A survey conducted in 2006 involving 1,500 young Malaysians yields some disturbing findings.
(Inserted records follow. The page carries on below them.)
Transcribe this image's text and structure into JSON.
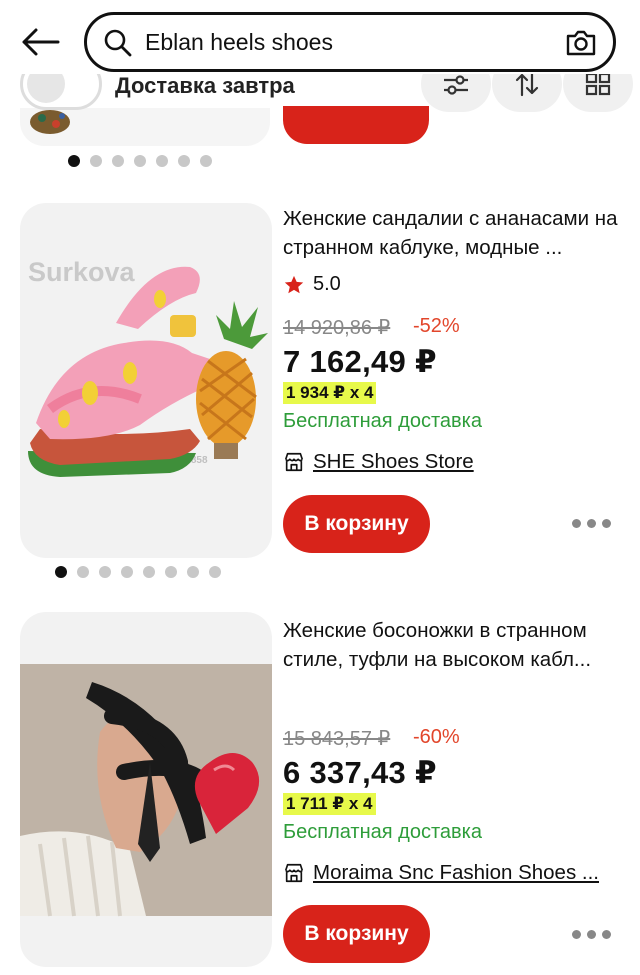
{
  "search": {
    "query": "Eblan heels shoes"
  },
  "filters": {
    "delivery_label": "Доставка завтра",
    "delivery_enabled": false
  },
  "products": [
    {
      "title": "Женские сандалии с ананасами на странном каблуке, модные ...",
      "rating": "5.0",
      "old_price": "14 920,86 ₽",
      "discount": "-52%",
      "price": "7 162,49 ₽",
      "installment": "1 934 ₽ x 4",
      "shipping": "Бесплатная доставка",
      "store": "SHE Shoes Store",
      "cart_label": "В корзину",
      "image_watermark": "Surkova",
      "image_store_mark": "Store No.1102471858",
      "image_dots": 8,
      "image_active_dot": 0
    },
    {
      "title": "Женские босоножки в странном стиле, туфли на высоком кабл...",
      "old_price": "15 843,57 ₽",
      "discount": "-60%",
      "price": "6 337,43 ₽",
      "installment": "1 711 ₽ x 4",
      "shipping": "Бесплатная доставка",
      "store": "Moraima Snc Fashion Shoes ...",
      "cart_label": "В корзину"
    }
  ],
  "previous_card": {
    "image_dots": 7,
    "image_active_dot": 0
  },
  "colors": {
    "accent_red": "#d8231a",
    "discount_red": "#e2462b",
    "free_ship_green": "#2e9d3a",
    "installment_highlight": "#e7f94a",
    "rating_star": "#d8231a"
  }
}
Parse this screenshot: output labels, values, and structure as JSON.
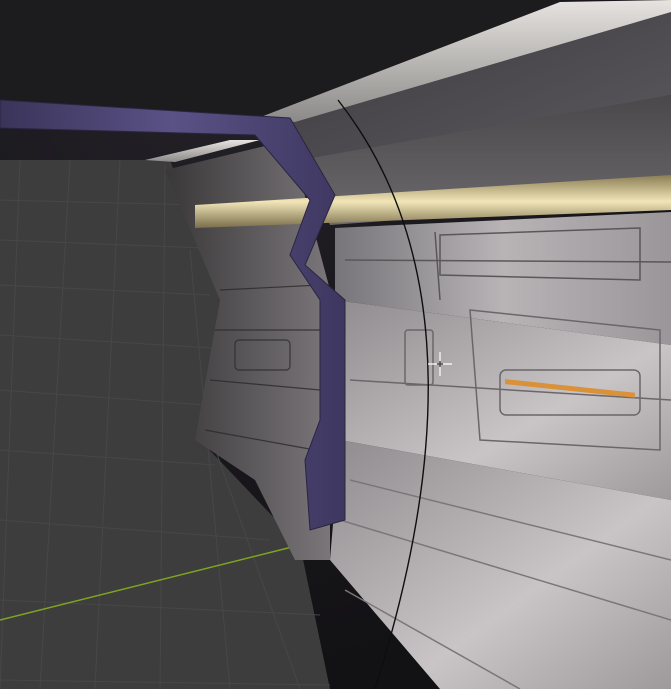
{
  "viewport": {
    "kind": "3d-viewport",
    "sky_color": "#1b1a1d",
    "grid_floor_color": "#3d3d3d",
    "grid_line_color": "#474747",
    "x_axis_color": "#7fa51f",
    "trim_color": "#4a4270",
    "light_strip_color": "#e8d9a4"
  },
  "cursor": {
    "icon": "crosshair-3d-cursor-icon"
  }
}
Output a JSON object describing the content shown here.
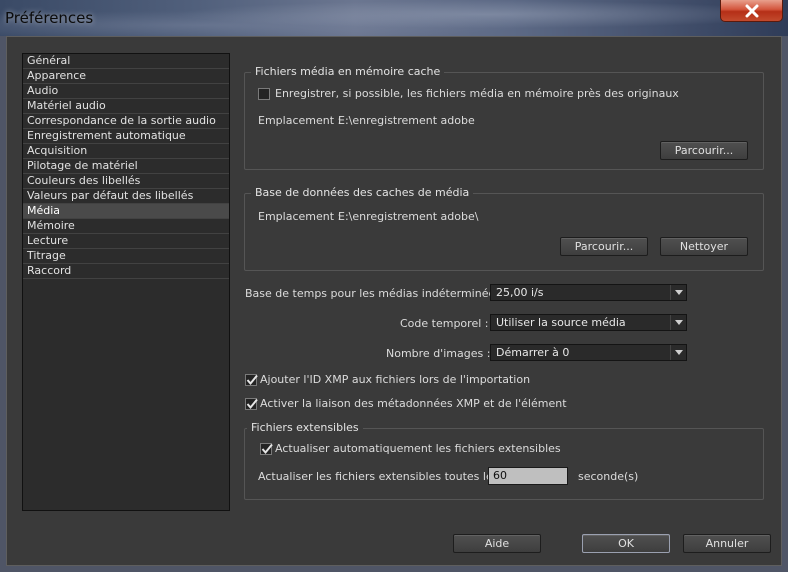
{
  "window": {
    "title": "Préférences",
    "close_icon": "close-icon"
  },
  "sidebar": {
    "items": [
      {
        "label": "Général"
      },
      {
        "label": "Apparence"
      },
      {
        "label": "Audio"
      },
      {
        "label": "Matériel audio"
      },
      {
        "label": "Correspondance de la sortie audio"
      },
      {
        "label": "Enregistrement automatique"
      },
      {
        "label": "Acquisition"
      },
      {
        "label": "Pilotage de matériel"
      },
      {
        "label": "Couleurs des libellés"
      },
      {
        "label": "Valeurs par défaut des libellés"
      },
      {
        "label": "Média"
      },
      {
        "label": "Mémoire"
      },
      {
        "label": "Lecture"
      },
      {
        "label": "Titrage"
      },
      {
        "label": "Raccord"
      }
    ],
    "selected": "Média"
  },
  "cache_media": {
    "title": "Fichiers média en mémoire cache",
    "checkbox_label": "Enregistrer, si possible, les fichiers média en mémoire près des originaux",
    "checked": false,
    "location_label": "Emplacement :",
    "location_value": "E:\\enregistrement adobe",
    "browse_label": "Parcourir..."
  },
  "cache_db": {
    "title": "Base de données des caches de média",
    "location_label": "Emplacement :",
    "location_value": "E:\\enregistrement adobe\\",
    "browse_label": "Parcourir...",
    "clean_label": "Nettoyer"
  },
  "settings": {
    "timebase_label": "Base de temps pour les médias indéterminée :",
    "timebase_value": "25,00 i/s",
    "timecode_label": "Code temporel :",
    "timecode_value": "Utiliser la source média",
    "frame_count_label": "Nombre d'images :",
    "frame_count_value": "Démarrer à 0",
    "xmp_id_label": "Ajouter l'ID XMP aux fichiers lors de l'importation",
    "xmp_id_checked": true,
    "xmp_link_label": "Activer la liaison des métadonnées XMP et de l'élément",
    "xmp_link_checked": true
  },
  "growing_files": {
    "title": "Fichiers extensibles",
    "auto_refresh_label": "Actualiser automatiquement les fichiers extensibles",
    "auto_refresh_checked": true,
    "interval_label": "Actualiser les fichiers extensibles toutes les",
    "interval_value": "60",
    "interval_unit": "seconde(s)"
  },
  "footer": {
    "help_label": "Aide",
    "ok_label": "OK",
    "cancel_label": "Annuler"
  }
}
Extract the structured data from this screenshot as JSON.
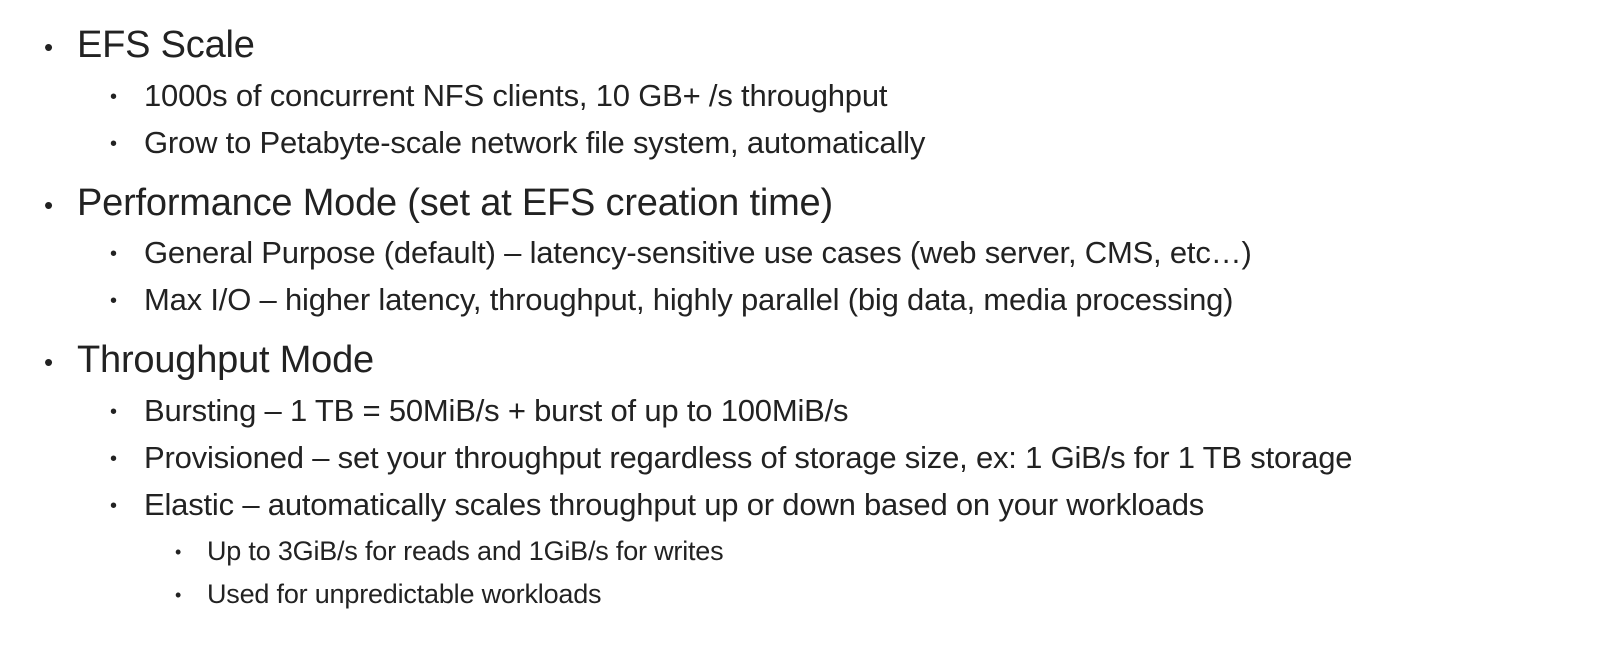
{
  "bullet_glyph": "•",
  "sections": [
    {
      "heading": "EFS Scale",
      "items": [
        {
          "term": "",
          "text": "1000s of concurrent NFS clients, 10 GB+ /s throughput"
        },
        {
          "term": "",
          "text": "Grow to Petabyte-scale network file system, automatically"
        }
      ]
    },
    {
      "heading": "Performance Mode (set at EFS creation time)",
      "items": [
        {
          "term": "General Purpose (default)",
          "text": " – latency-sensitive use cases (web server, CMS, etc…)"
        },
        {
          "term": "Max I/O",
          "text": " – higher latency, throughput, highly parallel (big data, media processing)"
        }
      ]
    },
    {
      "heading": "Throughput Mode",
      "items": [
        {
          "term": "Bursting",
          "text": " – 1 TB = 50MiB/s + burst of up to 100MiB/s"
        },
        {
          "term": "Provisioned",
          "text": " – set your throughput regardless of storage size, ex: 1 GiB/s for 1 TB storage"
        },
        {
          "term": "Elastic",
          "text": " – automatically scales throughput up or down based on your workloads",
          "subitems": [
            "Up to 3GiB/s for reads and 1GiB/s for writes",
            "Used for unpredictable workloads"
          ]
        }
      ]
    }
  ]
}
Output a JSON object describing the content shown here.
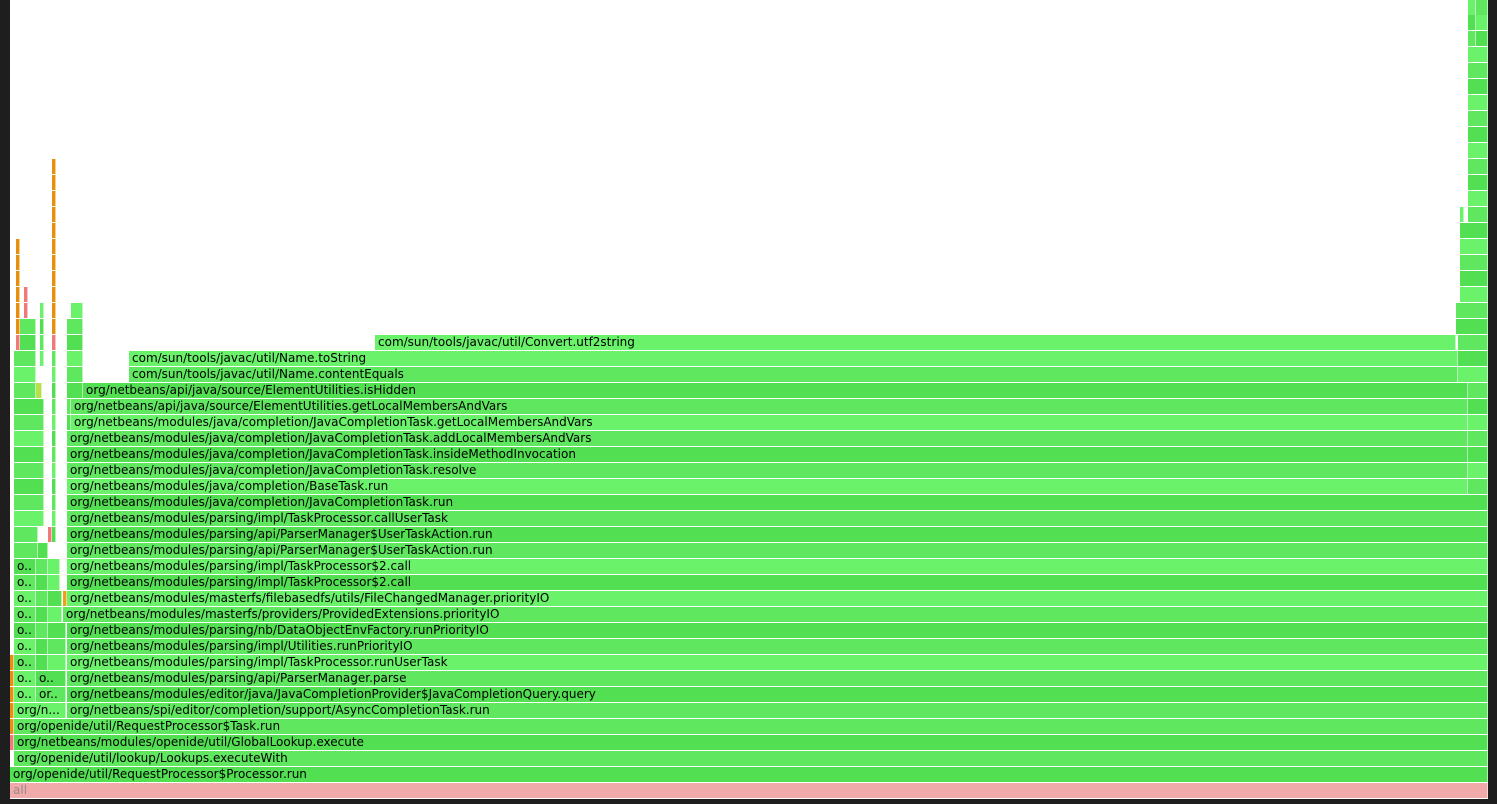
{
  "flamegraph": {
    "root_label": "all",
    "colors": {
      "background": "#1e1e1e",
      "canvas": "#ffffff",
      "root": "#f0aaaa",
      "frame_green": "#5fe85f",
      "frame_orange": "#e5900f",
      "frame_red": "#ef7a7a"
    },
    "frames": {
      "main": [
        "com/sun/tools/javac/util/Convert.utf2string",
        "com/sun/tools/javac/util/Name.toString",
        "com/sun/tools/javac/util/Name.contentEquals",
        "org/netbeans/api/java/source/ElementUtilities.isHidden",
        "org/netbeans/api/java/source/ElementUtilities.getLocalMembersAndVars",
        "org/netbeans/modules/java/completion/JavaCompletionTask.getLocalMembersAndVars",
        "org/netbeans/modules/java/completion/JavaCompletionTask.addLocalMembersAndVars",
        "org/netbeans/modules/java/completion/JavaCompletionTask.insideMethodInvocation",
        "org/netbeans/modules/java/completion/JavaCompletionTask.resolve",
        "org/netbeans/modules/java/completion/BaseTask.run",
        "org/netbeans/modules/java/completion/JavaCompletionTask.run",
        "org/netbeans/modules/parsing/impl/TaskProcessor.callUserTask",
        "org/netbeans/modules/parsing/api/ParserManager$UserTaskAction.run",
        "org/netbeans/modules/parsing/api/ParserManager$UserTaskAction.run",
        "org/netbeans/modules/parsing/impl/TaskProcessor$2.call",
        "org/netbeans/modules/parsing/impl/TaskProcessor$2.call",
        "org/netbeans/modules/masterfs/filebasedfs/utils/FileChangedManager.priorityIO",
        "org/netbeans/modules/masterfs/providers/ProvidedExtensions.priorityIO",
        "org/netbeans/modules/parsing/nb/DataObjectEnvFactory.runPriorityIO",
        "org/netbeans/modules/parsing/impl/Utilities.runPriorityIO",
        "org/netbeans/modules/parsing/impl/TaskProcessor.runUserTask",
        "org/netbeans/modules/parsing/api/ParserManager.parse",
        "org/netbeans/modules/editor/java/JavaCompletionProvider$JavaCompletionQuery.query",
        "org/netbeans/spi/editor/completion/support/AsyncCompletionTask.run",
        "org/openide/util/RequestProcessor$Task.run",
        "org/netbeans/modules/openide/util/GlobalLookup.execute",
        "org/openide/util/lookup/Lookups.executeWith",
        "org/openide/util/RequestProcessor$Processor.run"
      ],
      "truncated": [
        "o..",
        "o..",
        "o..",
        "o..",
        "o..",
        "o..",
        "o..",
        "o..",
        "o..",
        "o..",
        "or..",
        "org/n..."
      ]
    }
  }
}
Blogger Raja Petra Kamarudin wonders if the mindset has changed since then.
The survey, involving 1,500 respondents between the ages of 18 and 32, was funded by the Asia Foundation, and the findings were rather disturbing.
However, the survey was conducted in 2006, two years before the 12th general election which drastically altered the Malaysian political landscape.
Resurrecting the six-year-old survey, controversial blogger Raja Petra Kamarudin asked if Malaysians had changed since then.
“Over 40% of the respondents would forgo elections in exchange for government-guaranteed peace, stability and economic growth [which means 'democracy' is not as important as peace, stability and economic growth],” he noted.
Apart from this, Raja Petra said the survey also revealed that about 61% of Malays considered themselves Muslim first, with only 28% identifying themselves first as Malaysians.
“Only 31% of Malays agreed that ‘all cultures and religions should be given equal rights’ compared with 61% of Chinese and 66% of Indian respondents,” he said, pointing out that this meant that 69% of Malays supported the concept of “Ketuanan Melayu”.
The survey, he said, also revealed that the Chinese put ethnicity first (47%), followed by nationality (44%) and religion (5%).
“Indians were the most nationalistic, with 75% identifying themselves first as Malaysians, followed by their ethnic group (14%) and religion (5%),” he added.
With regard to the connection between government and religion, Raja Petra said only 3% of Malays agreed that “government and religion should be kept separate” compared with 64% of Chinese and 47% of Indians.
“About 30% of Malays hoped Malaysia would become ‘more Islamic’ while that outcome was supported by 0% of Chinese and 4% of Indians.
“About 34% of Malays agreed that the ‘government should increase the implementation of Islam by introducing hudud for Muslims’ compared with only 2% of Chinese and 0% of Indian respondents,” he added.
‘Malays reject woman PM’
Another interesting finding was that a majority of Malays (53%) stated that they would not accept a woman as prime minister, compared with only 11% of Chinese and 6% of Indians.
Those who do not understand the method employed in opinion polls, Raja Petra said, would argue that 1,500 respondents do not reflect the opinion of 15 million registered voters or 28 million Malaysian citizens.
He said that those who do, however, would know that in a properly conducted poll, 1,500 respondents was all that was needed to obtain a plus-minus 5% accuracy result.
“And even if you increase the number of respondents to 15,000 or more, the accuracy would only improve by 1%-2%,” he added.
The bottom line, according to blogger, was the question of whether “we understand the psyche of the Malaysian voter, in particular the young or first-time voter”.
“Note that some within the age group of those polled back in 2006 were not yet registered voters or of the age where they could vote.
“This time around, however, many are able to vote and/or have registered to vote and will be voting in the coming general election, maybe three million or so,” he said.
So you think you know the voters